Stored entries
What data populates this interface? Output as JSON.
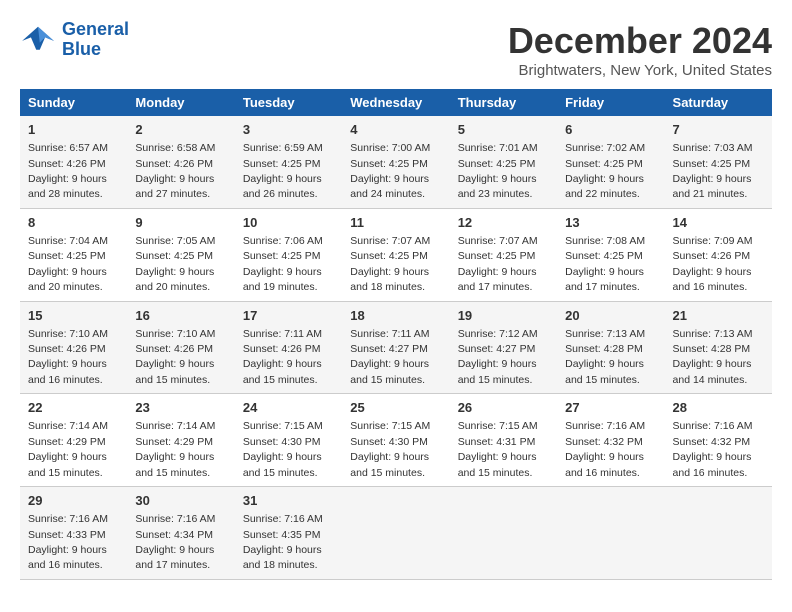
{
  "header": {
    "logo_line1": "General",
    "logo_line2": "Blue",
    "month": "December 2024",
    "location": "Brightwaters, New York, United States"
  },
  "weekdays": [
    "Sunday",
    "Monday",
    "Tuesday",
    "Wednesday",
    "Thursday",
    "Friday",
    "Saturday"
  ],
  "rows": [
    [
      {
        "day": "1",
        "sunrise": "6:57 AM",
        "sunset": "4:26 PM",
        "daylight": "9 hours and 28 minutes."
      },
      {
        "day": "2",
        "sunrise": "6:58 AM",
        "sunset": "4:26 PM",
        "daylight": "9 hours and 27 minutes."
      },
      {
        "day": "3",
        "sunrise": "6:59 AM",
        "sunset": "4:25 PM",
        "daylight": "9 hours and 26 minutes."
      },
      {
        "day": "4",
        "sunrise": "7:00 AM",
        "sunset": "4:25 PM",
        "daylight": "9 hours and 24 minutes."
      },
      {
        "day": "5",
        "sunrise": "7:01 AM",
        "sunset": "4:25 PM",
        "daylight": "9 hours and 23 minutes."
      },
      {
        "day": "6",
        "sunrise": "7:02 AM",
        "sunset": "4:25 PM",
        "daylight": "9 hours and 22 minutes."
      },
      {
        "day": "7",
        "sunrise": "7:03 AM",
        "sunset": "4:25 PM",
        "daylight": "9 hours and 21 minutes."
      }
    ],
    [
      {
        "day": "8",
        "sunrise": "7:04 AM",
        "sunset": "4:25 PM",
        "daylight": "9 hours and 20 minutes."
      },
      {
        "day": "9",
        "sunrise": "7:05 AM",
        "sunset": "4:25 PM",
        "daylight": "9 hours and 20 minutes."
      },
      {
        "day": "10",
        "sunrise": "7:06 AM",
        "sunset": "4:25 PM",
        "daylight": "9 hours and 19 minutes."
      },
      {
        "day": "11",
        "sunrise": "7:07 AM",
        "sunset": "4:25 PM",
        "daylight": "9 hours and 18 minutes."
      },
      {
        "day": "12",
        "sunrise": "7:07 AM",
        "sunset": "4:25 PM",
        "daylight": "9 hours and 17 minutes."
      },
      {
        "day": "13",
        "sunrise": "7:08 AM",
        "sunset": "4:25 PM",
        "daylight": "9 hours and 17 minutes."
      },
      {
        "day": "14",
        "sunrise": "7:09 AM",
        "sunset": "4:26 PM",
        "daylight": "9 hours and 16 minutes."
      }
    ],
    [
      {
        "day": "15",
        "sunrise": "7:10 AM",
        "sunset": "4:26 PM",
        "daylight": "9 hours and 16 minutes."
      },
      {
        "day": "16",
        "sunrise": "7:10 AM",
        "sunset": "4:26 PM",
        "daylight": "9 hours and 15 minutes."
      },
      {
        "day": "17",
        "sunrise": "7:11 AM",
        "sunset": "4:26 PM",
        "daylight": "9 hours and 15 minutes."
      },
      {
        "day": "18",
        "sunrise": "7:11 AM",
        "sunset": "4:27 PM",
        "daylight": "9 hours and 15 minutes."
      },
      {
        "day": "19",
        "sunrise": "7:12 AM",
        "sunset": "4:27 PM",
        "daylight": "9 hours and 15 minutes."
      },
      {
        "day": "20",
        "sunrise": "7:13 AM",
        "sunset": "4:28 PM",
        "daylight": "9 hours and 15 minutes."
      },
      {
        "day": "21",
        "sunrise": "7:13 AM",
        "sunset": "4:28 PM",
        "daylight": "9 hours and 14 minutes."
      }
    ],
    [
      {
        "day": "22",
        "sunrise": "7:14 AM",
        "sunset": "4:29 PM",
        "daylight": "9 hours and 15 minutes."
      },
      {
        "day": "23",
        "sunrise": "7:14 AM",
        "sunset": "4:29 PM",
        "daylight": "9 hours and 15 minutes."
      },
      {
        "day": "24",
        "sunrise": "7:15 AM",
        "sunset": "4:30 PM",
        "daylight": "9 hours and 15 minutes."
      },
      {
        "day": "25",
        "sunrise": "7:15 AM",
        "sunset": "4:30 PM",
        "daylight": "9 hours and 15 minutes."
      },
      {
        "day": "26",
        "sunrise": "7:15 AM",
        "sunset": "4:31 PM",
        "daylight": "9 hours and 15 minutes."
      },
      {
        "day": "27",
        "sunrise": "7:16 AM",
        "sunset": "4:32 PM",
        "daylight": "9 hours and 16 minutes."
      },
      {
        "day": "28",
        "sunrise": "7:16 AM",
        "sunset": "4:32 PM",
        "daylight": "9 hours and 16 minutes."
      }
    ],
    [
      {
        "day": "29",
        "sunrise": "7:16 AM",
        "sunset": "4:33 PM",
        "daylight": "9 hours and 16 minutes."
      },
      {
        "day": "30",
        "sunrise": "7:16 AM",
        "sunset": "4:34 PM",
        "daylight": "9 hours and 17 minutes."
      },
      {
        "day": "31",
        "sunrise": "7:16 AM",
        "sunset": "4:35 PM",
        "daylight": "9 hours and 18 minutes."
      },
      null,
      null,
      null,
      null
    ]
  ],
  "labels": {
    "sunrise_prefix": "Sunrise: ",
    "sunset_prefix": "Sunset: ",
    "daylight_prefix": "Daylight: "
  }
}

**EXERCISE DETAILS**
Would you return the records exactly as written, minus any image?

**WRITTEN ANSWER**
What data populates this interface? Output as JSON.
{
  "header": {
    "logo_line1": "General",
    "logo_line2": "Blue",
    "month": "December 2024",
    "location": "Brightwaters, New York, United States"
  },
  "weekdays": [
    "Sunday",
    "Monday",
    "Tuesday",
    "Wednesday",
    "Thursday",
    "Friday",
    "Saturday"
  ],
  "rows": [
    [
      {
        "day": "1",
        "sunrise": "6:57 AM",
        "sunset": "4:26 PM",
        "daylight": "9 hours and 28 minutes."
      },
      {
        "day": "2",
        "sunrise": "6:58 AM",
        "sunset": "4:26 PM",
        "daylight": "9 hours and 27 minutes."
      },
      {
        "day": "3",
        "sunrise": "6:59 AM",
        "sunset": "4:25 PM",
        "daylight": "9 hours and 26 minutes."
      },
      {
        "day": "4",
        "sunrise": "7:00 AM",
        "sunset": "4:25 PM",
        "daylight": "9 hours and 24 minutes."
      },
      {
        "day": "5",
        "sunrise": "7:01 AM",
        "sunset": "4:25 PM",
        "daylight": "9 hours and 23 minutes."
      },
      {
        "day": "6",
        "sunrise": "7:02 AM",
        "sunset": "4:25 PM",
        "daylight": "9 hours and 22 minutes."
      },
      {
        "day": "7",
        "sunrise": "7:03 AM",
        "sunset": "4:25 PM",
        "daylight": "9 hours and 21 minutes."
      }
    ],
    [
      {
        "day": "8",
        "sunrise": "7:04 AM",
        "sunset": "4:25 PM",
        "daylight": "9 hours and 20 minutes."
      },
      {
        "day": "9",
        "sunrise": "7:05 AM",
        "sunset": "4:25 PM",
        "daylight": "9 hours and 20 minutes."
      },
      {
        "day": "10",
        "sunrise": "7:06 AM",
        "sunset": "4:25 PM",
        "daylight": "9 hours and 19 minutes."
      },
      {
        "day": "11",
        "sunrise": "7:07 AM",
        "sunset": "4:25 PM",
        "daylight": "9 hours and 18 minutes."
      },
      {
        "day": "12",
        "sunrise": "7:07 AM",
        "sunset": "4:25 PM",
        "daylight": "9 hours and 17 minutes."
      },
      {
        "day": "13",
        "sunrise": "7:08 AM",
        "sunset": "4:25 PM",
        "daylight": "9 hours and 17 minutes."
      },
      {
        "day": "14",
        "sunrise": "7:09 AM",
        "sunset": "4:26 PM",
        "daylight": "9 hours and 16 minutes."
      }
    ],
    [
      {
        "day": "15",
        "sunrise": "7:10 AM",
        "sunset": "4:26 PM",
        "daylight": "9 hours and 16 minutes."
      },
      {
        "day": "16",
        "sunrise": "7:10 AM",
        "sunset": "4:26 PM",
        "daylight": "9 hours and 15 minutes."
      },
      {
        "day": "17",
        "sunrise": "7:11 AM",
        "sunset": "4:26 PM",
        "daylight": "9 hours and 15 minutes."
      },
      {
        "day": "18",
        "sunrise": "7:11 AM",
        "sunset": "4:27 PM",
        "daylight": "9 hours and 15 minutes."
      },
      {
        "day": "19",
        "sunrise": "7:12 AM",
        "sunset": "4:27 PM",
        "daylight": "9 hours and 15 minutes."
      },
      {
        "day": "20",
        "sunrise": "7:13 AM",
        "sunset": "4:28 PM",
        "daylight": "9 hours and 15 minutes."
      },
      {
        "day": "21",
        "sunrise": "7:13 AM",
        "sunset": "4:28 PM",
        "daylight": "9 hours and 14 minutes."
      }
    ],
    [
      {
        "day": "22",
        "sunrise": "7:14 AM",
        "sunset": "4:29 PM",
        "daylight": "9 hours and 15 minutes."
      },
      {
        "day": "23",
        "sunrise": "7:14 AM",
        "sunset": "4:29 PM",
        "daylight": "9 hours and 15 minutes."
      },
      {
        "day": "24",
        "sunrise": "7:15 AM",
        "sunset": "4:30 PM",
        "daylight": "9 hours and 15 minutes."
      },
      {
        "day": "25",
        "sunrise": "7:15 AM",
        "sunset": "4:30 PM",
        "daylight": "9 hours and 15 minutes."
      },
      {
        "day": "26",
        "sunrise": "7:15 AM",
        "sunset": "4:31 PM",
        "daylight": "9 hours and 15 minutes."
      },
      {
        "day": "27",
        "sunrise": "7:16 AM",
        "sunset": "4:32 PM",
        "daylight": "9 hours and 16 minutes."
      },
      {
        "day": "28",
        "sunrise": "7:16 AM",
        "sunset": "4:32 PM",
        "daylight": "9 hours and 16 minutes."
      }
    ],
    [
      {
        "day": "29",
        "sunrise": "7:16 AM",
        "sunset": "4:33 PM",
        "daylight": "9 hours and 16 minutes."
      },
      {
        "day": "30",
        "sunrise": "7:16 AM",
        "sunset": "4:34 PM",
        "daylight": "9 hours and 17 minutes."
      },
      {
        "day": "31",
        "sunrise": "7:16 AM",
        "sunset": "4:35 PM",
        "daylight": "9 hours and 18 minutes."
      },
      null,
      null,
      null,
      null
    ]
  ],
  "labels": {
    "sunrise_prefix": "Sunrise: ",
    "sunset_prefix": "Sunset: ",
    "daylight_prefix": "Daylight: "
  }
}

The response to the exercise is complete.